Transforming Conflict Into Cooperation

Daniel Yankelovich
Book Review with commentary

Dialogue, the highest realm of communication, comes naturally to many people. To others it comes only with experience. To still others it remains ever a stranger. Yankelovich leads us on a remarkable journey of insight into this vital tool that just might salvage our future. Dialogue is mostly about listening, and Yankelovich has been listening for a long time, not just to nature's songs but to American voices. His wisdom is on display in this delightful book; it is as simple and easy to read as it is profound in its meaning.
Of course it is!


How can we make some of these things happen?
Try reading the Tea Leaves;

Revision: 7 July 2007.

Dialogue is an important key to understanding and acceptance. Understanding and acceptance are keys to peace, by building bridges, not by erecting fences. Dialogue is the exploration of ideas with greater understanding, connection, or possibility the mutual goal. It involves empathy and integrity; innate curiosity helps.

Links to what others are doing are provided here.
That we are all brothers and sisters may be hard for some people to believe. For example, there is more variation within a racial or ethnic group than there is between them. Only in superficial features such as skin or eye color are there any discernible differences. Important features such as agility, intelligence, capacity for love, temperament, morality, artistic sense, and health all show wide variations within all colors of skin.
Here our purpose is to find ways to reach across cultural and language divides. Maybe the issue is not so much the means as motivation and wherewithal. We can begin by learning about other people, their lives, and their livelihoods.
The United Nations Flag


Most societies and nations have their banners. The world has one, too.

Would each of us display the UN flag to indicate our solidarity with all people?

50th Anniversary

In 1945 Europe was in dire straits exhausted by the world's greatest war.

The winning Western powers did not plunder, they punished the leaders instead.


Simply said, it is more effective to teach people how to help themselves than just to go on helping them. Societies, like children, need nurturing in their growth process.

Democracy is an illusive thing for the poor, the downtrodden, the ignorant, and the disadvantaged. In fact it can't happen as long as these barriers bar accomplishments, whether for the individual or his/her society.
Excerpts from: Onward, Moderate Christian Soldiers
Copyright 2005 The New York Times Company;

This web site boosts moderation. We have always had a lot of help, even from Islamic quarters.
William Isaacs
Book Review and commentary

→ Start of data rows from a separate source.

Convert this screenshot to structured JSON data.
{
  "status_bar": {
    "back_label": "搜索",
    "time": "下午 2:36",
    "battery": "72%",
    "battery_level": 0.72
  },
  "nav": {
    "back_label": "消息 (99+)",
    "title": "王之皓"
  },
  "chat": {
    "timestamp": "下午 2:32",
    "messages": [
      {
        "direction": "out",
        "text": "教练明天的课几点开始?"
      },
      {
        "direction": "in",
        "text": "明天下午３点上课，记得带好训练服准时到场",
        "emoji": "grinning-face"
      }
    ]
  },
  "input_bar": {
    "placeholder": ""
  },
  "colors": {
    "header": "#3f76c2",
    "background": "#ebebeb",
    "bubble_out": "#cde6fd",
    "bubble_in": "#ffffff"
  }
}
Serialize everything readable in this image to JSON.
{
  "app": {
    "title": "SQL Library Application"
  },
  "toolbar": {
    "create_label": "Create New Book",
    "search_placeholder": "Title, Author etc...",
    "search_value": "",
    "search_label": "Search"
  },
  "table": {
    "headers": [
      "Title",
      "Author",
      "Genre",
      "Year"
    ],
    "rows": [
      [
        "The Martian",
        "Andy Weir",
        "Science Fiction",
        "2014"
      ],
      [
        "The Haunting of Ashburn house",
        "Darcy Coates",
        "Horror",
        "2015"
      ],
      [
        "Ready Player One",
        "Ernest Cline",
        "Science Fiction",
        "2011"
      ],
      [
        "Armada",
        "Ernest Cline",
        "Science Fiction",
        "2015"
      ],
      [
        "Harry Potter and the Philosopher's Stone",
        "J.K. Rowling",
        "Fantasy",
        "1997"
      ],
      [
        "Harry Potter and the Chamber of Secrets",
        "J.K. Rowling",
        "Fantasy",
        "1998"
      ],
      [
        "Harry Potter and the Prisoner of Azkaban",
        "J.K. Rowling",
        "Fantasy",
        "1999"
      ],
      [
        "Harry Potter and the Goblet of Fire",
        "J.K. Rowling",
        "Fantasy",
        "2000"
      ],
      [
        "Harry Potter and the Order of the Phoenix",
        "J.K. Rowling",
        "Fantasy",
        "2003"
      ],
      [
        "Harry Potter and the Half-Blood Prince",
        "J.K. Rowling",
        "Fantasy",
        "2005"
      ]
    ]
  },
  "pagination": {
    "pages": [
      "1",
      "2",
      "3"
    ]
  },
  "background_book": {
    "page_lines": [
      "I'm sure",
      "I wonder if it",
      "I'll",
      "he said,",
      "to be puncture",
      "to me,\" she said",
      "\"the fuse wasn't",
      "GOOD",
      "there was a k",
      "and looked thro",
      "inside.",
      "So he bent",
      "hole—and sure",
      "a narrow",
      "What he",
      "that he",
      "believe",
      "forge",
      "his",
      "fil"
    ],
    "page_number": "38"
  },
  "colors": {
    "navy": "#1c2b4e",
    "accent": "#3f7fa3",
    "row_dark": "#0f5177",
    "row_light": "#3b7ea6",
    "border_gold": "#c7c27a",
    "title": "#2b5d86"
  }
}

If there is one skill we can acquire to counter terror, violence, and war, it is dialogue. Those who already have the skill, will still enjoy reading this timely and provocative book. Isaacs also provides numerous examples and considerable insight into how to practice dialogue until it becomes a habitual pattern of behavior and communication. There is an old adage: "Two Heads Are Better Than One" and Isaacs superbly illustrates why.